Subsequently the âtrained carersâ turned up 20 minutes later. When Sue left the old lady kissed her hand and called her âan angelâ.
What was the response of Sutton Housing Partnership? A medal? A promotion? Not a bit of it.
Sue Angold was suspended for breaking âMoving and Handling Protocolsâ She should have waited, according to Sutton Housing Partnership, for the âtrained carersâ to arrive as they did, although Sue says she had no idea when they were going to arrive.
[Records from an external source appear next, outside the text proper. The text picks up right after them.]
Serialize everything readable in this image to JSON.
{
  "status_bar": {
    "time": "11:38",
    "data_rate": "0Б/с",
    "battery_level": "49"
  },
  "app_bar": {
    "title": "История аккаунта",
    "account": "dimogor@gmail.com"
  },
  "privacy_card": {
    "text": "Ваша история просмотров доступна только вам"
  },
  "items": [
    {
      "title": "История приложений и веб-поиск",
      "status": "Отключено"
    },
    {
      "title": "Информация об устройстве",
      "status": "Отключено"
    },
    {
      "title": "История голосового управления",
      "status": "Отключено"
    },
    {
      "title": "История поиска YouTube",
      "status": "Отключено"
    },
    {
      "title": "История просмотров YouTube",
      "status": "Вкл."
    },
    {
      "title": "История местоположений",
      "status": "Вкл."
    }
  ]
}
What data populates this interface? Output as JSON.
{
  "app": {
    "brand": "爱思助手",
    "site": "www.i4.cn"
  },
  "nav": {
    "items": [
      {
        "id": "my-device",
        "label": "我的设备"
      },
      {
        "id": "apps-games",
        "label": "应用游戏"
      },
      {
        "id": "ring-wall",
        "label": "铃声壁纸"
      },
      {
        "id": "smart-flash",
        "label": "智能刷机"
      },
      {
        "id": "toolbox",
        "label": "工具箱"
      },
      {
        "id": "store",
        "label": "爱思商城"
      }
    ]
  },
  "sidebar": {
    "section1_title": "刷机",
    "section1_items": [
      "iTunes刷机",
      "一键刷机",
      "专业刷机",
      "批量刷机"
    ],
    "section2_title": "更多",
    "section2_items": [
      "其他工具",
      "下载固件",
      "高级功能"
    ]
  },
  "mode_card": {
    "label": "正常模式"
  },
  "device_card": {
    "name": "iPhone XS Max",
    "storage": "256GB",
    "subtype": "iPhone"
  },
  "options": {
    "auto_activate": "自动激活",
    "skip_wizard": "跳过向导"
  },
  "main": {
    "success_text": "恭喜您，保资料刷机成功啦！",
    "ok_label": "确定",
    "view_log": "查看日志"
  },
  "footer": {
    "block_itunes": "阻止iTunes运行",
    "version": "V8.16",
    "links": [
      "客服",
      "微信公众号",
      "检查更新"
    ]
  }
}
Of course Sue may have been unwise. She had made previous complaints about Sutton Housing Partnership and might have suggested that in some ways it was not actually up to the mark. For example, by leaving a vulnerable women sitting alone and soaked in her own urine for most of a day and not being properly fed. That sort of thing. Sue had, in fact, got herself a reputation as a whistle blower. That canât have had anything to do with the matter, surely? Could it? Surely not.
Faced by the RAG (Risk Assessment Gestapo) she then made another mistake. She committed âthought crimeâ by saying that in the same circumstances âshe would do it again.â
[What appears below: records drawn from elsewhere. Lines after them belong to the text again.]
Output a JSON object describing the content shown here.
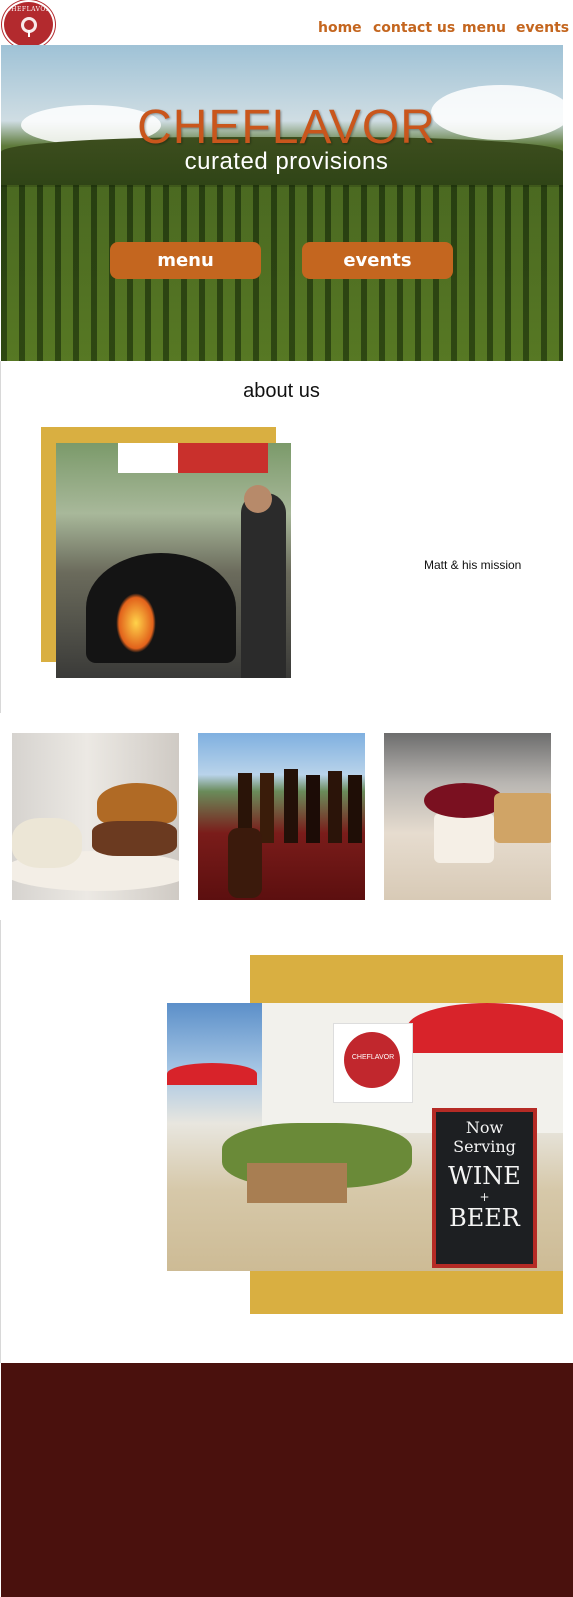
{
  "header": {
    "logo_text": "CHEFLAVOR",
    "nav": [
      "home",
      "contact us",
      "menu",
      "events"
    ]
  },
  "hero": {
    "brand": "CHEFLAVOR",
    "tagline": "curated provisions",
    "buttons": [
      "menu",
      "events"
    ]
  },
  "about": {
    "title": "about us",
    "mission": "Matt &  his mission"
  },
  "patio": {
    "flag_text": "CHEFLAVOR",
    "sign_lines": [
      "Now",
      "Serving",
      "WINE",
      "+",
      "BEER"
    ]
  },
  "colors": {
    "accent": "#c4661f",
    "brand_red": "#b32a2e",
    "gold": "#d9af41",
    "footer": "#4a110d"
  }
}
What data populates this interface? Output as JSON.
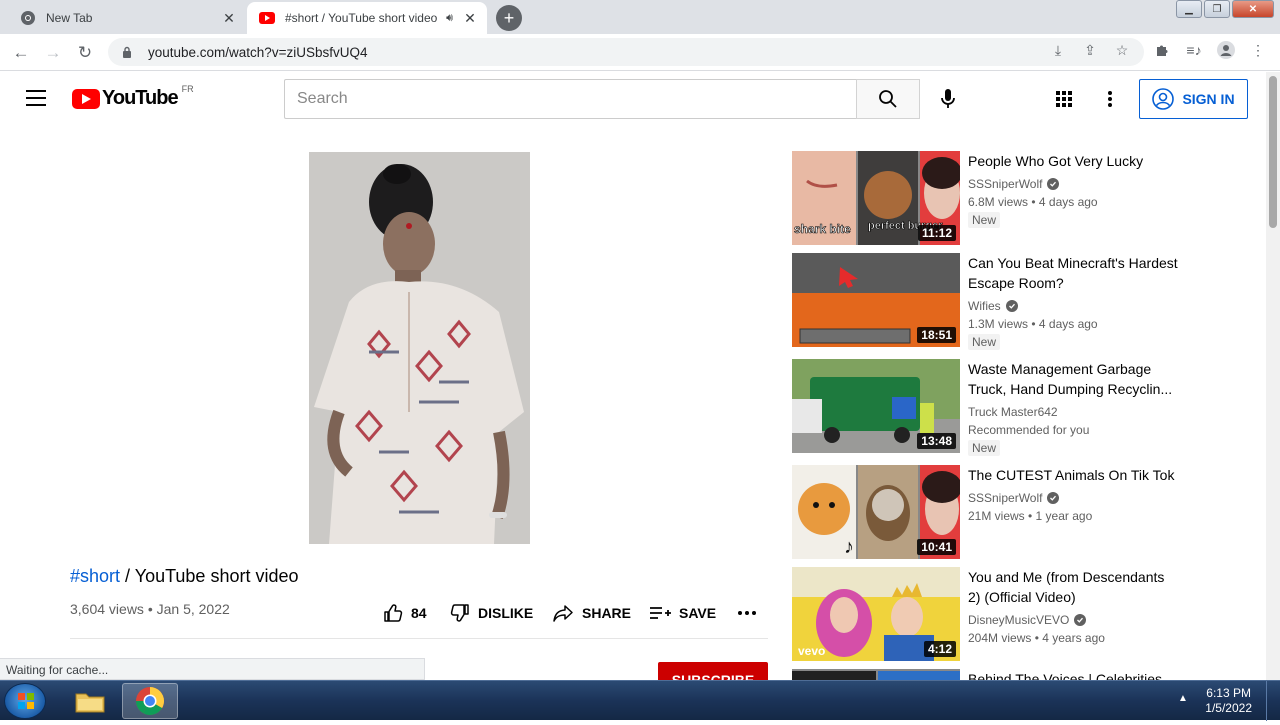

So they sacked her. She did not just lose her job, though. She lost the house which Sutton Housing Partnership had given her as warden for the sheltered housing scheme and where she had lived for twenty years.
So for helping an elderly woman in extreme distress, for acting promptly and humanely and with compassion, she lost her job and her home.
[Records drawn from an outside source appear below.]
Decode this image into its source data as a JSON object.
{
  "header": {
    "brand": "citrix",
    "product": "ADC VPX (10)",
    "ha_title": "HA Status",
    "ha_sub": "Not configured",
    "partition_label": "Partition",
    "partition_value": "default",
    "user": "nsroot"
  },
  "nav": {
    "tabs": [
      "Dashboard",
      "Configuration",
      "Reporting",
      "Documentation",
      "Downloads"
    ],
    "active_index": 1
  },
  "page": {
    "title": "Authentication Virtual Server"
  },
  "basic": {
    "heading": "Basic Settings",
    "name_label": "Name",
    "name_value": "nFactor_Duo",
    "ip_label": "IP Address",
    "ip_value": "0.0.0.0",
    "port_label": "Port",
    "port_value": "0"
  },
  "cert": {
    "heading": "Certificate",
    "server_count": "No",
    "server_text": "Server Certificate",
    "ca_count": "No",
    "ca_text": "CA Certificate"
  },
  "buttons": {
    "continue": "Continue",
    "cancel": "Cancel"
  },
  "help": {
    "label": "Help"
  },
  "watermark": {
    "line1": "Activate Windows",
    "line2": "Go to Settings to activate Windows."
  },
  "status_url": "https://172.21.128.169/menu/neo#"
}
She took her case to the Employment Tribunal. She represented herself. Perhaps another mistake, but she would not have had the funds to pay a good solicitor and/or barrister, and it is not clear to me that what used to be called âlegal aidâ is available. Unlike the Neary case in the Court of Protection, the Employment Tribunal is not usually presided over by a senior High Court Judge who can tell the difference between right from wrong, and she lost.
A Sutton Housing Partnership spokeswoman said: âWe have clear policies, procedures and training to support and guide staff when dealing with the elderly and vulnerable. These ensure our residents are protected and their well being is maintained at all times. In this case there was a serious breach of these procedures and it was necessary to take action.â
Yes, ensuring the residentâs protection by leaving her sitting in her own urine for 6 hours, and not being fed properlyâ¦.
There is a legitimate point of view that moving an elderly person has to be done correctly, and can be dangerous for the patient, who may be very frail. That is a point of view which has to be tempered by common sense, and which is also not divorced from paranoia about legal action. Not to mention that whistle blowing issueâ¦
The Employment Tribunal found that this was not âan emergency.â It plainly was and what she did was an act of mercy and compassion. Dismissal was plainly a totally disproportionate response. If anyone ought to have been facing sanction it was the Sutton Housing Partnership.
What a stupid â no, wicked – topsy turvy world in which we live. As one commentator puts it: âthe carer who was sacked for caringâ
A campaign and petition in support of Sue can be found here: www.ipetitions.com/
Here is a link to Radio 5Liveâs interview with Sue Angold: www.bbc.co.uk/iplayer/console/b019gzwv
Gildas the Monk